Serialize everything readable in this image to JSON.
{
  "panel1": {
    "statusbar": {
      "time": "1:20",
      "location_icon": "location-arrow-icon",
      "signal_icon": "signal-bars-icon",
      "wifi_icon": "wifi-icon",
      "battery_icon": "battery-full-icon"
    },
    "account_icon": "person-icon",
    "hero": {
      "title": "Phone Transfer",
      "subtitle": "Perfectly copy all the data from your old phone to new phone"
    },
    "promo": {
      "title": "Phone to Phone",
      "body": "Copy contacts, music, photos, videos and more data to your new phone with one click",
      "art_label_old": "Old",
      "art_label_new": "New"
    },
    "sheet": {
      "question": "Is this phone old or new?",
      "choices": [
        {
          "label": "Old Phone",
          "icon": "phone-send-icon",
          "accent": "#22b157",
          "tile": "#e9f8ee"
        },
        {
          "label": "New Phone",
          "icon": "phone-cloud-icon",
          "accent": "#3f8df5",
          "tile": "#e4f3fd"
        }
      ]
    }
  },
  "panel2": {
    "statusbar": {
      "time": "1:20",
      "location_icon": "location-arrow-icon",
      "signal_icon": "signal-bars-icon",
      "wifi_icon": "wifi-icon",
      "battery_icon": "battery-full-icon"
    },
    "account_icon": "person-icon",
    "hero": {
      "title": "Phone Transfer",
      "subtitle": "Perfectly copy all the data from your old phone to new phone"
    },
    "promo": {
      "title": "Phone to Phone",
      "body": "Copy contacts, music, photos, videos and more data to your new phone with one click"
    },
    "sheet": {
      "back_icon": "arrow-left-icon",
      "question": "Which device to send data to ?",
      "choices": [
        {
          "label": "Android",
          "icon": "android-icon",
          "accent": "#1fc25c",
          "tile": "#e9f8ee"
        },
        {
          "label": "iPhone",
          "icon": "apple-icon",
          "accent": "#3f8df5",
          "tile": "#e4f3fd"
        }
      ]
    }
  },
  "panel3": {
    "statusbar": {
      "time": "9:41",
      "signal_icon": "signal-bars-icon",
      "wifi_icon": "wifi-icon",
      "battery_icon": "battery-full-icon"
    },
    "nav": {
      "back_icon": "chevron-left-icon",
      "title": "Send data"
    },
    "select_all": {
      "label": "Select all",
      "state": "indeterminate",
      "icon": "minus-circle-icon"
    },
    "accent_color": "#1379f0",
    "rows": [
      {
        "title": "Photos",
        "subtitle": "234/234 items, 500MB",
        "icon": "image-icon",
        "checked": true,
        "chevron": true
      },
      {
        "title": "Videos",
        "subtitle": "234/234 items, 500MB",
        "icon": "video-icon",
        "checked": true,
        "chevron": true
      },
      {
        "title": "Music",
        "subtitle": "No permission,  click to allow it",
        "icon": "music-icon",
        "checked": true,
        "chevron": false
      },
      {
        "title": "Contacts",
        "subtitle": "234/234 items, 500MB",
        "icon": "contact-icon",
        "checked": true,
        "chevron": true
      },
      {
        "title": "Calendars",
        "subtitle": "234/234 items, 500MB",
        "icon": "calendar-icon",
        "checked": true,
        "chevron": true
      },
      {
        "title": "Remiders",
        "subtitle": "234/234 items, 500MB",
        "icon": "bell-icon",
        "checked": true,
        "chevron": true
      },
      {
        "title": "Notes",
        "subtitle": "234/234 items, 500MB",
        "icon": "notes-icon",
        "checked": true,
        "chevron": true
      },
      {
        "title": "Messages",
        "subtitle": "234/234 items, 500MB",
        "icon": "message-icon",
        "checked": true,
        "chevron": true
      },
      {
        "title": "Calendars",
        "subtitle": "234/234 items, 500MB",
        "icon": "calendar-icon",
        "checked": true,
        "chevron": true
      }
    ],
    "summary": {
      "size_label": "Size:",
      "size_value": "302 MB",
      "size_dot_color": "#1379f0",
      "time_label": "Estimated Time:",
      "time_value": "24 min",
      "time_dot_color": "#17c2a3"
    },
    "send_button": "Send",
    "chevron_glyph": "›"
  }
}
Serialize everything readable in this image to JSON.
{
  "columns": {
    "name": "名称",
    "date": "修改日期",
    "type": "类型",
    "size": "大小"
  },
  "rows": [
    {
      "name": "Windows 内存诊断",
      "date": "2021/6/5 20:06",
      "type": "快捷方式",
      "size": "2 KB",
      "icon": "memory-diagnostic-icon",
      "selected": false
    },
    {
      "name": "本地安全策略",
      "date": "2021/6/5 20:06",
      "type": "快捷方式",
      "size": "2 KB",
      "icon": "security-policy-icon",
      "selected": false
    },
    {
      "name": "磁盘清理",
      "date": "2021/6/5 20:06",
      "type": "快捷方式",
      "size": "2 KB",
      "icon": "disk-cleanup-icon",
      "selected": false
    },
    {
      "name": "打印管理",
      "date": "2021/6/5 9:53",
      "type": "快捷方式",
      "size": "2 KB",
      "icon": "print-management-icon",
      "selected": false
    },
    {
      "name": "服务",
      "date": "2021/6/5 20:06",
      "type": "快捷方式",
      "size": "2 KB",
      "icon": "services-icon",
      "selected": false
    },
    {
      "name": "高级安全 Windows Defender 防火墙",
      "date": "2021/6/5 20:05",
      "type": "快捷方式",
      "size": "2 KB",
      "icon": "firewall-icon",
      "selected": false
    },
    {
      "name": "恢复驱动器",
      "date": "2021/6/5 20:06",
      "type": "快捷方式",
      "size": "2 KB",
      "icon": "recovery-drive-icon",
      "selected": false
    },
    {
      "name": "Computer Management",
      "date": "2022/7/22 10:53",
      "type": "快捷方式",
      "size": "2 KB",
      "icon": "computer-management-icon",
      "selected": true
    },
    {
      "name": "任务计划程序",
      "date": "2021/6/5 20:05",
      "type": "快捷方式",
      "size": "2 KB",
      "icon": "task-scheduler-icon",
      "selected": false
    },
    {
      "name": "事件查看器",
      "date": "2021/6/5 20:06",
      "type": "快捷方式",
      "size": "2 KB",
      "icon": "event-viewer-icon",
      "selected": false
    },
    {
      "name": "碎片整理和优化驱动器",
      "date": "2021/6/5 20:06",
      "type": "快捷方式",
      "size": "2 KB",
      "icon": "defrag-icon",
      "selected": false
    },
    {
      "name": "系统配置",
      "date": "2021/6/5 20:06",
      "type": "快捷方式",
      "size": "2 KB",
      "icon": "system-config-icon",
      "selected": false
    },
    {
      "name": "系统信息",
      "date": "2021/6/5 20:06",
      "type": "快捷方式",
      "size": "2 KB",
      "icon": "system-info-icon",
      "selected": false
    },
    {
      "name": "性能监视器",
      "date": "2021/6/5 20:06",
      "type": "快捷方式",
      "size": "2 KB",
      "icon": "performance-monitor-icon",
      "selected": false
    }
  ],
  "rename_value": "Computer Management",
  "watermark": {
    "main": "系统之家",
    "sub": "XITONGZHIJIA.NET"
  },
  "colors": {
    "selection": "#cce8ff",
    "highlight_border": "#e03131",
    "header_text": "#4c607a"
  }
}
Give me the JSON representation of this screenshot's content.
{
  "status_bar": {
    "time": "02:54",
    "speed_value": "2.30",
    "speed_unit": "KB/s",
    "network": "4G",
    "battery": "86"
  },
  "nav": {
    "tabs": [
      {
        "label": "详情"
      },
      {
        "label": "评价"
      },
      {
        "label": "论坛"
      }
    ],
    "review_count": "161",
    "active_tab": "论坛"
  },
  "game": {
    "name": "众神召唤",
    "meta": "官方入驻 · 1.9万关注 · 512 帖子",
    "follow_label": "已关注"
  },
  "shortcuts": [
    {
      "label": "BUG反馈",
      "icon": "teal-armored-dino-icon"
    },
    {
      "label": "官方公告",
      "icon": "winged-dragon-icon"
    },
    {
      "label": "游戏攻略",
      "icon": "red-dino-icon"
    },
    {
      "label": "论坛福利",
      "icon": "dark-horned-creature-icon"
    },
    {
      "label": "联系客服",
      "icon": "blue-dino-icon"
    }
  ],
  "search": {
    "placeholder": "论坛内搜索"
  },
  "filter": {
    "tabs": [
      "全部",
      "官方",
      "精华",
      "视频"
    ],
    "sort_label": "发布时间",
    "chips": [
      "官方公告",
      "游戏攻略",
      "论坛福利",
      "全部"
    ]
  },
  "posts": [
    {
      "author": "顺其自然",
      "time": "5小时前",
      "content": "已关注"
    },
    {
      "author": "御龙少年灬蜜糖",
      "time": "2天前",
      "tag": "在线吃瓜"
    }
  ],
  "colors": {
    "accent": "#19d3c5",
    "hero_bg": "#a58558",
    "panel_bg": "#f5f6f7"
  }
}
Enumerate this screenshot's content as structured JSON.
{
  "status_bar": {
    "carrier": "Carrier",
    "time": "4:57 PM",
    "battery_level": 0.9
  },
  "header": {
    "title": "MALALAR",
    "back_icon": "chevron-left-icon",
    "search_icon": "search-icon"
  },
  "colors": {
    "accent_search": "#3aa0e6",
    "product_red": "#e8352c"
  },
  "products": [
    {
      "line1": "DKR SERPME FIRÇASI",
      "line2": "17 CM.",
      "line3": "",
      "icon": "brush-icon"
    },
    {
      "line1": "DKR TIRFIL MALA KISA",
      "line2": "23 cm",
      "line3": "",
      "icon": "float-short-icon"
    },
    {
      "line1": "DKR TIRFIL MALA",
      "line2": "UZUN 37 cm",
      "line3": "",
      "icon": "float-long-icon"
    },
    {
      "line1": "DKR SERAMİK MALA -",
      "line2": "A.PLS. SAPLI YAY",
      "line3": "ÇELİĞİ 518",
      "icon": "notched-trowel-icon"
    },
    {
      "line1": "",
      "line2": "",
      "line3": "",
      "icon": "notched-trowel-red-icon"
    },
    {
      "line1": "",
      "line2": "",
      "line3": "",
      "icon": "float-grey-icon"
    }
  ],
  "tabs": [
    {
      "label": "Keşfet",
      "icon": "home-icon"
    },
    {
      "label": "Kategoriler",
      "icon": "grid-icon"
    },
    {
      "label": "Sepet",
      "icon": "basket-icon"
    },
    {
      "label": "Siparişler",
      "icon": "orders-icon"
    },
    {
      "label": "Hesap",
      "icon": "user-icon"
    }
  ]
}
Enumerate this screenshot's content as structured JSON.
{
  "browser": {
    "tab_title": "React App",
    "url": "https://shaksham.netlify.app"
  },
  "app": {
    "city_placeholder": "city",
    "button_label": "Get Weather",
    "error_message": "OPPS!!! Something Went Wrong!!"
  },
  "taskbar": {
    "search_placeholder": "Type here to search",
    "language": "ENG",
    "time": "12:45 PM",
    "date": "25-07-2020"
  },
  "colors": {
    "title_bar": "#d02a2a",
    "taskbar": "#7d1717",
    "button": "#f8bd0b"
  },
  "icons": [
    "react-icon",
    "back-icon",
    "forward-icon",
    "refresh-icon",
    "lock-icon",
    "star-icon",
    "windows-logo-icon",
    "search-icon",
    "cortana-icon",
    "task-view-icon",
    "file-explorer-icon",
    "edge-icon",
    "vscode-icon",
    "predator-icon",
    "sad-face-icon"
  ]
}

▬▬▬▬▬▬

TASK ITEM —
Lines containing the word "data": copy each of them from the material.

EXERCISE OUTPUT —
      "subtitle": "Perfectly copy all the data from your old phone to new phone"
      "body": "Copy contacts, music, photos, videos and more data to your new phone with one click",
      "subtitle": "Perfectly copy all the data from your old phone to new phone"
      "body": "Copy contacts, music, photos, videos and more data to your new phone with one click"
      "question": "Which device to send data to ?",
      "title": "Send data"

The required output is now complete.